Concert date: 21 February 2016
Reviewed by: JRC

The opening number of Northern Brass dispelled preconceived ideas of what a Brass concert would be. Gone were our expectations of bombastic brass. Instead we delighted in the technical agility and lightness of touch that Bach's Little Fugue in G minor demands. The interweaving threads of Bach are so much easier to appreciate in a transcription where different timbres are there to help us. This was an enjoyable rendering of a well deserved staple from the classical brass quintet repertoire.

Ewald's Brass Quintet No1 has quite a different origin. A cellist in a string quartet in the 19th Century, Ewald was the first person to compose music specifically for brass quintets. The sombre mood of the Moderato was introduced by the tuba, and, although other instruments later took us to chirpier sections, the movement's closing mood was subdued. The second movement opened with a quietly melodic Adagio; this was followed by a light and intricately rhythmic Allegro, and we were returned to the melodic theme for the closing Adagio: a rounded movement well executed. The Allegro Moderato had an altogether brighter feel, with engaged responding phrases, and a final accelerando and crescendo that left us in no doubt that we were firmly in Romantic territory.

The Battle Suite by Scheidt provided The Northern Brass with another opportunity to demonstrate their musical versatility.
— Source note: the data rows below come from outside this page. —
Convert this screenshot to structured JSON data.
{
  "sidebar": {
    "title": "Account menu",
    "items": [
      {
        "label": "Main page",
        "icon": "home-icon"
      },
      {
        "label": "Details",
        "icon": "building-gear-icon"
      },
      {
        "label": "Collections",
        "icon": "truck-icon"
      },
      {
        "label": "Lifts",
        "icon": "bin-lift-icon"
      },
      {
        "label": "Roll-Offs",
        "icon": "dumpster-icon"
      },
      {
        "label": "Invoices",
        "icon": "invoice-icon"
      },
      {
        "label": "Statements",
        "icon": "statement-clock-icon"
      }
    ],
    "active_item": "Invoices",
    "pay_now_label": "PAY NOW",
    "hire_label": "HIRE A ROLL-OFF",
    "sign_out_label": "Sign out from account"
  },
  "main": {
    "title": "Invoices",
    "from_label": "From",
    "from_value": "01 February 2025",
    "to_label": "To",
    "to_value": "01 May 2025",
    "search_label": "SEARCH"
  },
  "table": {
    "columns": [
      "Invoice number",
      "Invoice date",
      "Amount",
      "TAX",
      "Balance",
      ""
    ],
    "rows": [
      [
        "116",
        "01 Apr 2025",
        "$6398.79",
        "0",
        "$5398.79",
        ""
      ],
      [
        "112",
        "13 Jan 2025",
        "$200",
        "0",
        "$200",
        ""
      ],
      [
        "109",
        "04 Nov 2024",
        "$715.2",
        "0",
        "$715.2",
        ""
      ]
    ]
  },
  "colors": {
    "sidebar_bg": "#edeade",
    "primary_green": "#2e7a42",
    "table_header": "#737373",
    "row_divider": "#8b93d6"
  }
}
The Galliard Battaglia was taken at an impressive, spirited pace, contrasting greatly with the smooth lines of the Courant Dolorosa lament. The Canzon Bergamasque had variety, within which rally calls were passed around, before the work ended in a mood of triumphalism.

Kat Curlett [trumpeter] encouraged us to ignore the outrage and pathos of Bizet's Carmen, by frivolously introducing the French horn player as Carmen [rose in wig], trumpeter as Don Jose [military hat], trombonist as Escamillo [tricorn and cape] and tuba player as The Bull [with horns and a tail]. Very pleasing to hear their Toreador Song had a light touch too!

It seems that Kamen's Quintet has become a 'standard work' for Brass quintets, and deservedly so. We were very fortunate to hear, live, Northern Brass' rendering of this romantic wistful piece.

And then we had Gershwin's three Preludes: a sandwich of one slow movement between two fast. The latter were exhilarating, not just owing to the tempo adopted, but also to the intricacy of the syncopated rhythms. At the slow movement, the trumpets took mutes, and we were transported to a sultry bluesy mood, slowly expanding with mutes off, then back to bluesy.

Next, Sondheim's 'Send in the Clowns' featured Kat Curlett on flugelhorn that proved to be an excellent substitution for the human voice: a memorable performance with a suitably empathetic backing.

A selection from Bernstein's West Side Story rounded off the programme. The welcome lack of sickly sentimentality in 'Tonight', and good spirits throughout, made for a strong finale.
Their encore, 'I got Rhythm', concluded a thoroughly enjoyable concert.
How good to see that Nadsa concerts provides opportunities to young and emerging groups. Who knows where this ensemble will be in ten years time?